When you have seen as many players in recent years as Pompey have, there are always going to be a few who will divide opinion.
Some are viewed as idols, while other fans seem to detest the very ground they walk on.
Actually, in a literal sense, that would be hating the Fratton Park pitch itself so perhaps that is going overboard.
Who, in a sound state of mind, would really hate grass?
But while some observers see only the good, others choose a different tint on their spectacles.
So I will make a confession at this point: I didn’t rate former Pompey midfielder Darel Russell.
Chances are, he probably thought I wasn’t much of a journalist – I never asked him.
Then again, it’s doubtful he even knew who I was, even though I did speak to him a couple of times after games.
Had he ever watched my Sunday League side in action, he would have picked the obvious flaws in my game within seconds.
Back in the day, Russell played professional football to a very good standard. I didn’t.
But I never saw what others did. I didn’t see a technician who would pass the ball well or show ability on the ball.
I never saw him score a goal. In fact, I can’t even remember him having a shot at goal in the games I saw him play.
And I didn’t see a lung-busting limited midfielder who would tackle anything all day long and show the kind of heart and fight for the battle.
To me, Russell just never looked that bothered.
I am 100-per-cent certain that some readers of this will disagree.
If Russell should ever read this, I’m sure he would point to the many issues going on behind the scenes at Pompey, which made it impossible to give a true reflection of his skills.
Those who shared a dressing room with him will have seen a different character and perhaps I just never saw the good work he did.
I had similar reservations about Johnny Ertl when he first joined Pompey.
But my opinion of him has changed.
Ertl will readily accept his limitations as a player but now we see him in his favoured position as a holding midfielder, he does a job for the team.
I have never seen him once shirk a challenge or look like he doesn’t care about the club.
For that alone, he won me over. I was wrong about him. Sorry, Johnny.
A mate of mine – and I won’t name him for fear of recriminations – didn’t rate Lomana Lualua very much when the Congolese striker was doing his maverick thing for Pompey.
For many of us, Lualua was brilliant, yet frustrating in equal measure.
Seeing him in full flow was enough to bring excitement to the most dour of games.
Even the sight of him warming up as a substitute would often create a buzz inside Fratton Park.
The thing was, you never knew what he was about to do next – and neither did his Pompey managers Harry Redknapp or Alain Perrin – which eventually saw the former lose patience with the forward and show him the door.
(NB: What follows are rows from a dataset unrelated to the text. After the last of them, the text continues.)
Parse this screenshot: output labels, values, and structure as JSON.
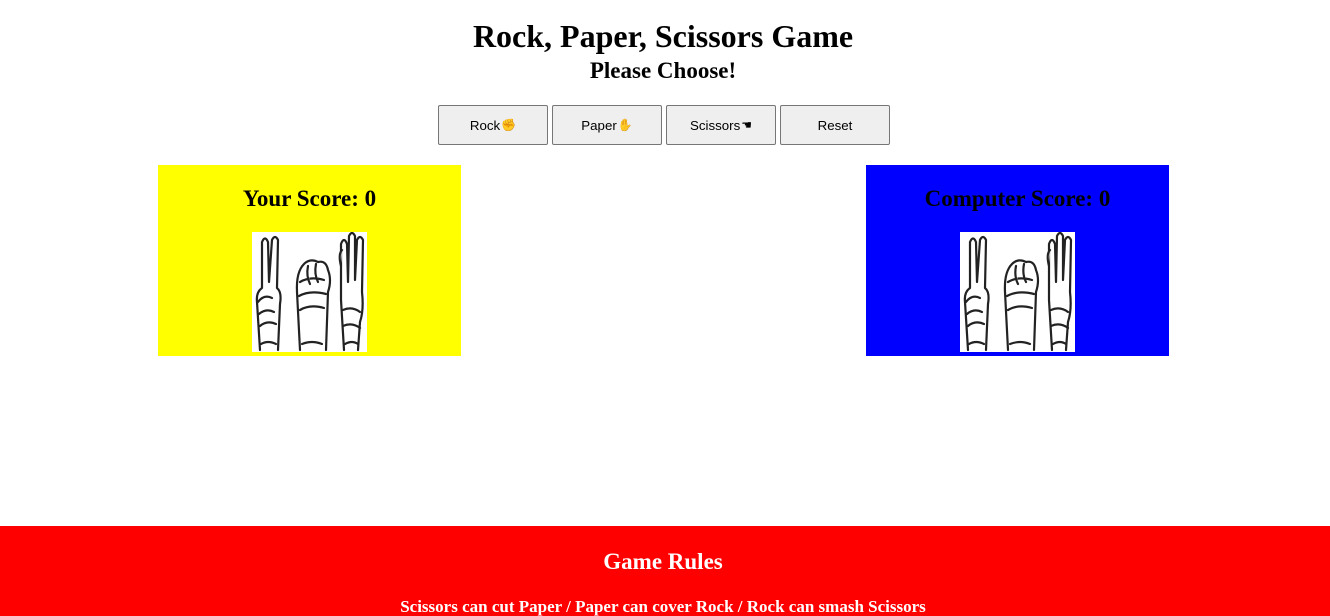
{
  "header": {
    "title": "Rock, Paper, Scissors Game",
    "subtitle": "Please Choose!"
  },
  "buttons": {
    "rock": {
      "label": "Rock",
      "emoji": "✊"
    },
    "paper": {
      "label": "Paper",
      "emoji": "✋"
    },
    "scissors": {
      "label": "Scissors",
      "emoji": "☚"
    },
    "reset": {
      "label": "Reset"
    }
  },
  "player": {
    "score_text": "Your Score: 0",
    "color": "#ffff00",
    "image_icon": "rock-paper-scissors-hands-image"
  },
  "computer": {
    "score_text": "Computer Score: 0",
    "color": "#0000ff",
    "image_icon": "rock-paper-scissors-hands-image"
  },
  "rules": {
    "title": "Game Rules",
    "text": "Scissors can cut Paper / Paper can cover Rock / Rock can smash Scissors",
    "color": "#ff0000"
  }
}
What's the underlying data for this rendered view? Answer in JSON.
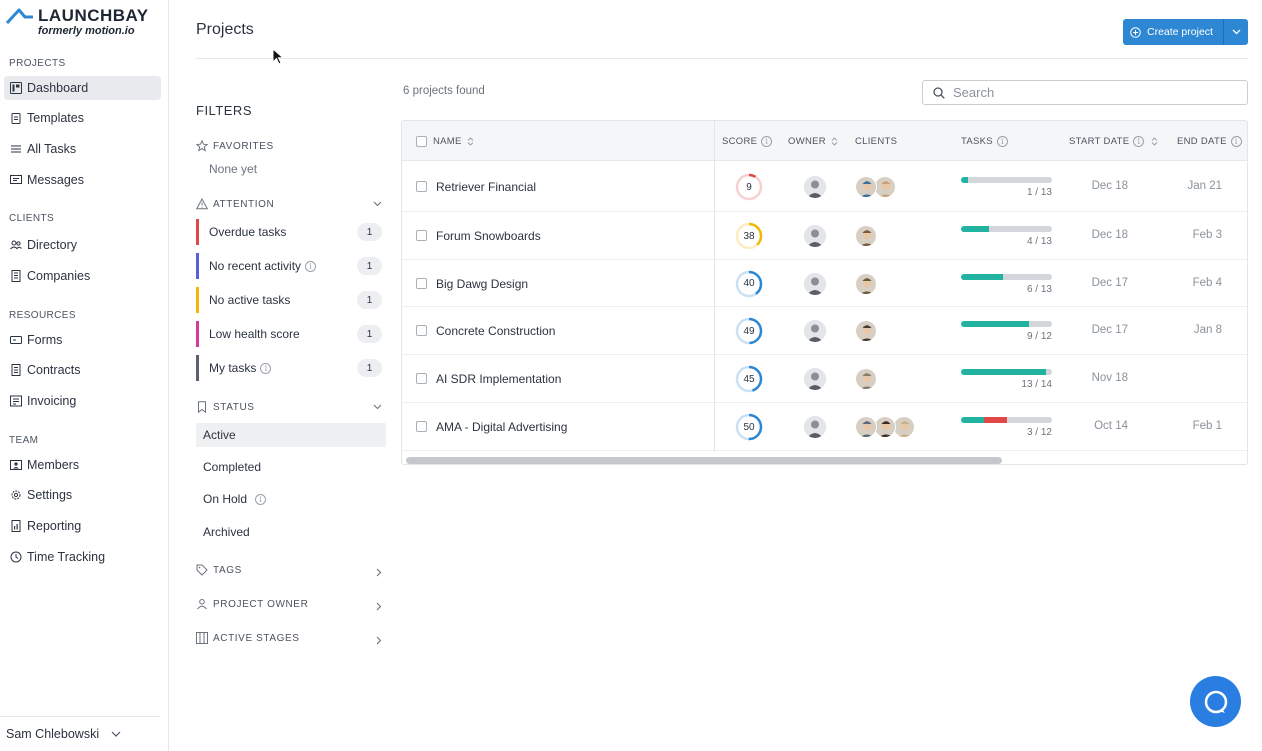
{
  "brand": {
    "name": "LAUNCHBAY",
    "subtitle": "formerly motion.io"
  },
  "sidebar": {
    "sections": [
      {
        "label": "PROJECTS",
        "items": [
          {
            "label": "Dashboard",
            "icon": "dashboard-icon",
            "active": true
          },
          {
            "label": "Templates",
            "icon": "clipboard-icon"
          },
          {
            "label": "All Tasks",
            "icon": "list-icon"
          },
          {
            "label": "Messages",
            "icon": "message-icon"
          }
        ]
      },
      {
        "label": "CLIENTS",
        "items": [
          {
            "label": "Directory",
            "icon": "people-icon"
          },
          {
            "label": "Companies",
            "icon": "building-icon"
          }
        ]
      },
      {
        "label": "RESOURCES",
        "items": [
          {
            "label": "Forms",
            "icon": "form-icon"
          },
          {
            "label": "Contracts",
            "icon": "document-icon"
          },
          {
            "label": "Invoicing",
            "icon": "invoice-icon"
          }
        ]
      },
      {
        "label": "TEAM",
        "items": [
          {
            "label": "Members",
            "icon": "id-card-icon"
          },
          {
            "label": "Settings",
            "icon": "gear-icon"
          },
          {
            "label": "Reporting",
            "icon": "report-icon"
          },
          {
            "label": "Time Tracking",
            "icon": "clock-icon"
          }
        ]
      }
    ],
    "user": "Sam Chlebowski"
  },
  "header": {
    "title": "Projects",
    "create_label": "Create project"
  },
  "filters": {
    "title": "FILTERS",
    "favorites_label": "FAVORITES",
    "favorites_empty": "None yet",
    "attention_label": "ATTENTION",
    "attention_items": [
      {
        "label": "Overdue tasks",
        "count": "1",
        "color": "#e04848",
        "info": false
      },
      {
        "label": "No recent activity",
        "count": "1",
        "color": "#5b5fd6",
        "info": true
      },
      {
        "label": "No active tasks",
        "count": "1",
        "color": "#f2b705",
        "info": false
      },
      {
        "label": "Low health score",
        "count": "1",
        "color": "#d63b9a",
        "info": false
      },
      {
        "label": "My tasks",
        "count": "1",
        "color": "#5a6270",
        "info": true
      }
    ],
    "status_label": "STATUS",
    "status_items": [
      {
        "label": "Active",
        "active": true,
        "info": false
      },
      {
        "label": "Completed",
        "active": false,
        "info": false
      },
      {
        "label": "On Hold",
        "active": false,
        "info": true
      },
      {
        "label": "Archived",
        "active": false,
        "info": false
      }
    ],
    "tags_label": "TAGS",
    "owner_label": "PROJECT OWNER",
    "stages_label": "ACTIVE STAGES"
  },
  "table": {
    "found_text": "6 projects found",
    "search_placeholder": "Search",
    "columns": {
      "name": "NAME",
      "score": "SCORE",
      "owner": "OWNER",
      "clients": "CLIENTS",
      "tasks": "TASKS",
      "start": "START DATE",
      "end": "END DATE"
    },
    "rows": [
      {
        "name": "Retriever Financial",
        "score": "9",
        "score_color": "#e04848",
        "score_pct": 0.09,
        "clients": 2,
        "tasks": "1 / 13",
        "tasks_done": 1,
        "tasks_total": 13,
        "tasks_overdue": 0,
        "start": "Dec 18",
        "end": "Jan 21"
      },
      {
        "name": "Forum Snowboards",
        "score": "38",
        "score_color": "#f2b705",
        "score_pct": 0.38,
        "clients": 1,
        "tasks": "4 / 13",
        "tasks_done": 4,
        "tasks_total": 13,
        "tasks_overdue": 0,
        "start": "Dec 18",
        "end": "Feb 3"
      },
      {
        "name": "Big Dawg Design",
        "score": "40",
        "score_color": "#2d87d3",
        "score_pct": 0.4,
        "clients": 1,
        "tasks": "6 / 13",
        "tasks_done": 6,
        "tasks_total": 13,
        "tasks_overdue": 0,
        "start": "Dec 17",
        "end": "Feb 4"
      },
      {
        "name": "Concrete Construction",
        "score": "49",
        "score_color": "#2d87d3",
        "score_pct": 0.49,
        "clients": 1,
        "tasks": "9 / 12",
        "tasks_done": 9,
        "tasks_total": 12,
        "tasks_overdue": 0,
        "start": "Dec 17",
        "end": "Jan 8"
      },
      {
        "name": "AI SDR Implementation",
        "score": "45",
        "score_color": "#2d87d3",
        "score_pct": 0.45,
        "clients": 1,
        "tasks": "13 / 14",
        "tasks_done": 13,
        "tasks_total": 14,
        "tasks_overdue": 0,
        "start": "Nov 18",
        "end": ""
      },
      {
        "name": "AMA - Digital Advertising",
        "score": "50",
        "score_color": "#2d87d3",
        "score_pct": 0.5,
        "clients": 3,
        "tasks": "3 / 12",
        "tasks_done": 3,
        "tasks_total": 12,
        "tasks_overdue": 3,
        "start": "Oct 14",
        "end": "Feb 1"
      }
    ]
  },
  "colors": {
    "accent": "#2d87d3",
    "task_progress": "#22b3a0",
    "task_overdue": "#e04848",
    "help_button": "#2a7de1"
  }
}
Let’s just say, I was considerably more sad to see Lualua leave than Russell. Yet my pal is not the kind of bloke to be swayed by a trademark body swerve or a nifty bit of skill and footwork to beat an opponent or create an opportunity.
Instead, he would focus on the number of times Lualua would lose possession in a match.
He would focus on the trick that didn’t come off, the tackle he lost or the shot from an impossible angle that was never in danger of troubling the opposition goalkeeper.
Even after his most famous performance in a Pompey shirt – those glorious 27 minutes in the 4-1 demolition derby victory over Southampton back in 2005 – my mate wasn’t happy.
‘He could have had a hat-trick if he hadn’t got himself injured doing his celebration somersault,’ he moaned. I think he was joking.
But there are echoes in the current Pompey team.
Liam Walker is not quite at the level of Lualua in the creativity stakes.
But Walker is the lifeline who can provide a flash of skill or a clever pass to generate excitement and carve out an opening.
Within the inner sanctum of Fratton Park, there are statistics that will show that Walker’s pass completion rate is the worst in the squad.
Basically, he loses possession too frequently.
But attempting to play a 30-yard through ball to split a defence is rather different to a 10-yard backwards pass to a full-back. And statistics rarely differentiate between the two.
Of course, Walker is by no means the finished article and perhaps he doesn’t suit the brand of football that Pompey have been forced to adopt of late.
But for my money, he has to play all the time. And I’d venture that if you were to conduct a poll amongst the Fratton faithful, there would be a big majority in Walker’s favour.
Skill, vision and ability are likely to be at even more of a premium in League Two next season.
And he could yet be a key man so give him some time to get accustomed to dealing with the physical nature of lower league football over here.
There will be those who disagree. It wouldn’t be Pompey if there weren’t.